Elsewhere in the world, such as Syria, Christians are persecuted to the brink of extinction, making everything I talk about here seem minor. Still, I believe we need to address the relatively minor attacks while that is what they are.
We mentioned Chick-fil-A above. They’ve been persecuted for years. Recently, during a gay pride parade in New York, a Chick-fil-A restaurant was vandalized, and the vandals ironically accused Chick-fil-A of being the haters.
There are sparks of goodness, still, because so many people want to be good and are trying to figure that out for themselves. One man tweeted this response to the Chick-fil-A attack: "I’m gay. I eat Chick-Fil-A. I love Chick-Fil-A. They have different beliefs than I do. We can agree to disagree on things. Doesn’t mean I hate them. Not seeing tolerance. Not seeing love."
Another good story is that the near-century-old Bladensburg WWI Veterans Memorial, in the shape of a cross, is being allowed by the Supreme Court to stand.
|Bladensburg WWI Veterans Memorial|
image from here
The odd question is why there would be so much hatred against a religious symbol in a country that is founded and dedicated on Godly principles—including, and maybe especially, the freedom to believe as we choose.
Like those bullies in the Horton story, I’d like them to stop with their screed long enough to explain why they are so desperate to stamp out the possibility that other people perceive something they have not.
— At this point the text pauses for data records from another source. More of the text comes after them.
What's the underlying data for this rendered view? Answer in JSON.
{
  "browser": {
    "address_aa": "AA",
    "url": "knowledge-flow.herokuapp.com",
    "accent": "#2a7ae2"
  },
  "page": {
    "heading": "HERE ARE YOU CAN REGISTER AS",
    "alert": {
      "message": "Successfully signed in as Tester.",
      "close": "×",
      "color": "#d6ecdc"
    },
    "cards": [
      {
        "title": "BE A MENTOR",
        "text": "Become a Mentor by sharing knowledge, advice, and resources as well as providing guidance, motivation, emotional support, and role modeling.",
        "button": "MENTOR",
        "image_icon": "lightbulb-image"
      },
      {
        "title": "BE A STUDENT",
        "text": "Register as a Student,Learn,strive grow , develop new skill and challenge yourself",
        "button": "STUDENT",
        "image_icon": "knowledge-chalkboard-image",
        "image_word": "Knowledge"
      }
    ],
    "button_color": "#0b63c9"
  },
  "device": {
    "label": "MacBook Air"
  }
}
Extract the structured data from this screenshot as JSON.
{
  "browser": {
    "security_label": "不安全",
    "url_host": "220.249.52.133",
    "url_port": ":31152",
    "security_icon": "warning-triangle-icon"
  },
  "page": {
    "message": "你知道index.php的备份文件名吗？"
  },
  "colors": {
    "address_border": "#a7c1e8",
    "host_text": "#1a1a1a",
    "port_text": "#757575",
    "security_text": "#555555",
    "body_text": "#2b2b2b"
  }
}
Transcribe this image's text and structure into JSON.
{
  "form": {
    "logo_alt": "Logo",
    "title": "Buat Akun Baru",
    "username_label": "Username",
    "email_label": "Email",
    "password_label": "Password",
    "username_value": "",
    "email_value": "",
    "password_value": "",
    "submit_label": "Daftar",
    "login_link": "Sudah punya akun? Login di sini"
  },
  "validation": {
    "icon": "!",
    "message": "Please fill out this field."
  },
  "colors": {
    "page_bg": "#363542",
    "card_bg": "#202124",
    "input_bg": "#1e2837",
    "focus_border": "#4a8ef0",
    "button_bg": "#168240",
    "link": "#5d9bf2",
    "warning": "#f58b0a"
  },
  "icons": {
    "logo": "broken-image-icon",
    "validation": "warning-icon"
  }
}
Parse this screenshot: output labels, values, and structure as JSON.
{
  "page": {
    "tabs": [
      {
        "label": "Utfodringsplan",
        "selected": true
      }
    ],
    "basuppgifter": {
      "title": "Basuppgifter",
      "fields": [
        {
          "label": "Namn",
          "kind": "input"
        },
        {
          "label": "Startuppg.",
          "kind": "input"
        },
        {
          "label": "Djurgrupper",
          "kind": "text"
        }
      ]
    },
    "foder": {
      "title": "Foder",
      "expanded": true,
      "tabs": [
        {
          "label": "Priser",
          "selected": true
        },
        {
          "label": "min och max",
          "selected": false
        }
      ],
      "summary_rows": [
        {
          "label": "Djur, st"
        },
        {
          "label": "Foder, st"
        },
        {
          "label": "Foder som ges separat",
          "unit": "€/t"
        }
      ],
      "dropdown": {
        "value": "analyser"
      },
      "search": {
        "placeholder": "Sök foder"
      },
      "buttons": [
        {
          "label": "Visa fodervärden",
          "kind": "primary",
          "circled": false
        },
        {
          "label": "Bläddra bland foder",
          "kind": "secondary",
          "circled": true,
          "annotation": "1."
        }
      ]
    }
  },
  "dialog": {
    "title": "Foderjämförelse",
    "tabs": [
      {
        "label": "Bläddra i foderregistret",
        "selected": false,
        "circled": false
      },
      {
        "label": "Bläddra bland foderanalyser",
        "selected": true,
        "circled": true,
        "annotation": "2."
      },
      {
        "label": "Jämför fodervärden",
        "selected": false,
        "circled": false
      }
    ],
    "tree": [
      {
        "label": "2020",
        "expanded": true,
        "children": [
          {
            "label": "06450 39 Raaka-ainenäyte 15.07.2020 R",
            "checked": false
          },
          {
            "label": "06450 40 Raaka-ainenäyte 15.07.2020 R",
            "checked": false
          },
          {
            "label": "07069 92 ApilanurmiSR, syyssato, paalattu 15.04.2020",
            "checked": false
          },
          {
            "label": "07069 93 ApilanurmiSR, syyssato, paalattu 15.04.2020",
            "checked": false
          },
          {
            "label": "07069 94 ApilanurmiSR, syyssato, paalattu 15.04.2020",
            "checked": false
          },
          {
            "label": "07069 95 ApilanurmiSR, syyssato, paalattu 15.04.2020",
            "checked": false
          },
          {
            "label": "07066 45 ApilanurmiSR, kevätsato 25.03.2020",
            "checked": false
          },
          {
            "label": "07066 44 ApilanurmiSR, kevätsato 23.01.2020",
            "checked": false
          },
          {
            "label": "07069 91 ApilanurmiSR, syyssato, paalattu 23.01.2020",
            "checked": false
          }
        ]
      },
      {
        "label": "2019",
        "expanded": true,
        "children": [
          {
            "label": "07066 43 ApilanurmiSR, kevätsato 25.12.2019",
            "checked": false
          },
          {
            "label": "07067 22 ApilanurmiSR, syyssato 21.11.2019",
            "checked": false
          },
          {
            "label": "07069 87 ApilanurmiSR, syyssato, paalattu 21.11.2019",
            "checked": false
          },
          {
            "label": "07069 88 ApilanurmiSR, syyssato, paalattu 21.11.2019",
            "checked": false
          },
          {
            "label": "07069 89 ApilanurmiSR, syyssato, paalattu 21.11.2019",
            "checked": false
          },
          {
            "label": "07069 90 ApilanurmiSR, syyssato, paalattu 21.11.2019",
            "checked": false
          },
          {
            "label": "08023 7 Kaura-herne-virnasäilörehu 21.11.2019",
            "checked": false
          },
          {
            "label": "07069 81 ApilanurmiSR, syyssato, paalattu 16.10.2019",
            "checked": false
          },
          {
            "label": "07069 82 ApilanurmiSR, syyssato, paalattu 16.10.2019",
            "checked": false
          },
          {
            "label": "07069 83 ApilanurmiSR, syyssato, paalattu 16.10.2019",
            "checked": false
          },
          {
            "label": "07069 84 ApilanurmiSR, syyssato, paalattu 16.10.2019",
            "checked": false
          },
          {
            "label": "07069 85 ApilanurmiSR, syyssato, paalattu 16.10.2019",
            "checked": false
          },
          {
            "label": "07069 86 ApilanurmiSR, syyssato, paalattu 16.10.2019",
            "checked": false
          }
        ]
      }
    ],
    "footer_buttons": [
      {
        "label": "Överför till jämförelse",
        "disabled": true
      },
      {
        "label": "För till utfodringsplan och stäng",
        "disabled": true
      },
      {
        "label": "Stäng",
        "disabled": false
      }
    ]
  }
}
[ii] See Marcia Bartusiak, The Day We Found the Universe (2009), xii.